3 Responses to “Amani Itakuya #17: “The woodpecker in the dead tree””
  1. Anand Upadhyaya says:

    I agree with that assessment on land issues and armed groups. What do you think about the way in which political reform can happen, and how Congolese citizenry can be empowered to reform the current system. Many pundits advocate slow reform of the current political process, but this approach has seen the entrenchment of leaders in the region for decades at a time. It seems unsatisfactory, and Congolese still have very little say in the affairs of their country. What are your thoughts?

  2. Bram Verelst says:

    Dear Anand. Thanks for your interesting comments. I agree that a focus on land issues should be comprehensive, i.e. taking into account the role of external (armed) actors, migration and displacement, even conservationism (e.g. forced displacement out of Virunga National Park). In this regard explaining instability in the DRC solely as a result of ‘local’ land conflicts is surely an overstatement, since wider and broader issues are at play here. But we should also be careful in approaching land issues through the lens of (‘externally sponsored’) armed groups: 1. Other actors are also involved (e.g. the role of the FARDC in competition for natural resources), 2. the disappearance of M23, ADF or FDLR will not solve the problem of land access and 2. a failing land reform process will provide further incentives and motives for armed conflict and violent mobilization–as it has done in the past, and continues to do so.

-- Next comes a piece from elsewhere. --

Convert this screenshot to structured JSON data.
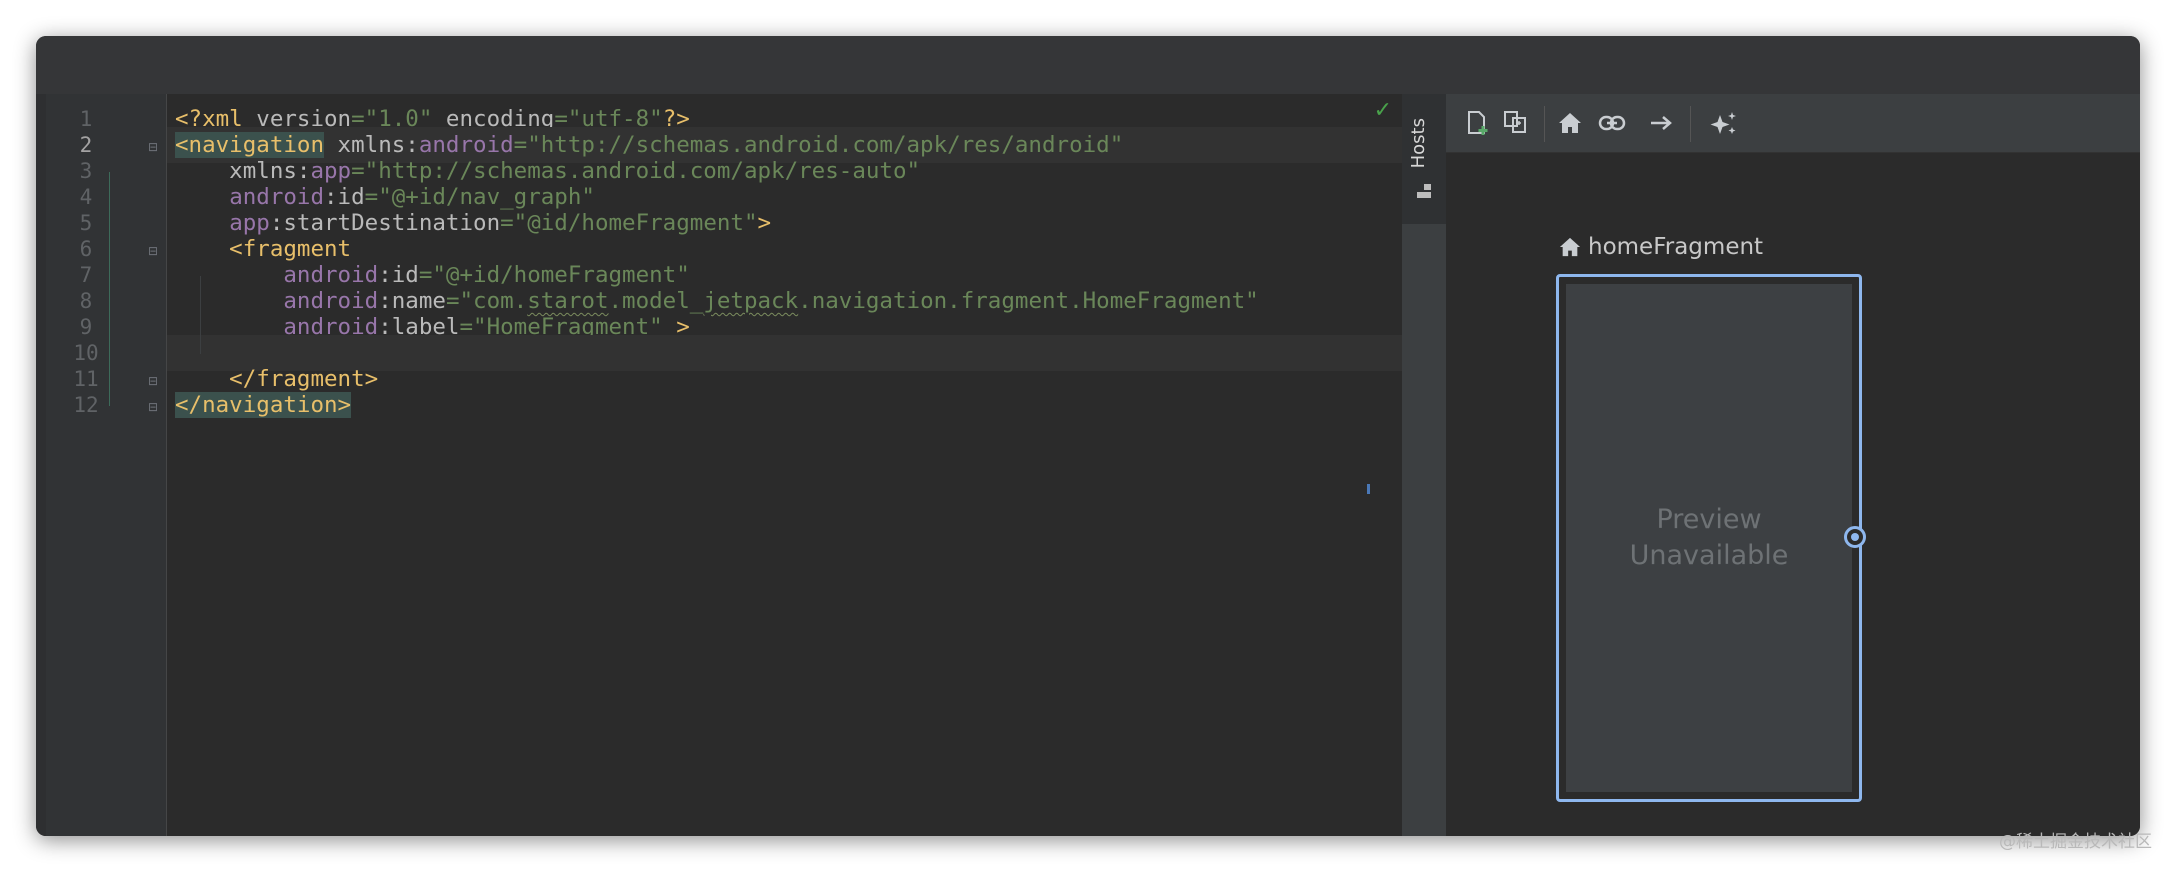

  3. Anand Upadhyaya says:

    I appreciate your focus on political reform. I wonder sometimes if the land issues argument gets overstated in terms of dissociating it too much from the instability created by regionally sponsored armed groups. These issues seem to go hand in hand in terms of one affecting the other. But regardless of this, state reform in DRC is the largest issue that could ultimately resolve the conflict(s) and bring an era of progress. But this is also not a new argument. Perhaps we should get into “how” this reform will come about. I feel safe in saying that it won’t happen by the results of fraudulent elections being endorsed by Western donors, nor by military campaigns that entrench said leadership. I am very interested in how the Congolese citizenry, especially in the east, can be empowered to change the political circumstances that plague them. Any thoughts on this would be greatly appreciated.

Leave a Reply

Fill in your details below or click an icon to log in:

WordPress.com Logo

You are commenting using your WordPress.com account. Log Out / Change )

Twitter picture

You are commenting using your Twitter account. Log Out / Change )

Facebook photo

You are commenting using your Facebook account. Log Out / Change )

Google+ photo

You are commenting using your Google+ account. Log Out / Change )

Connecting to %s

%d bloggers like this: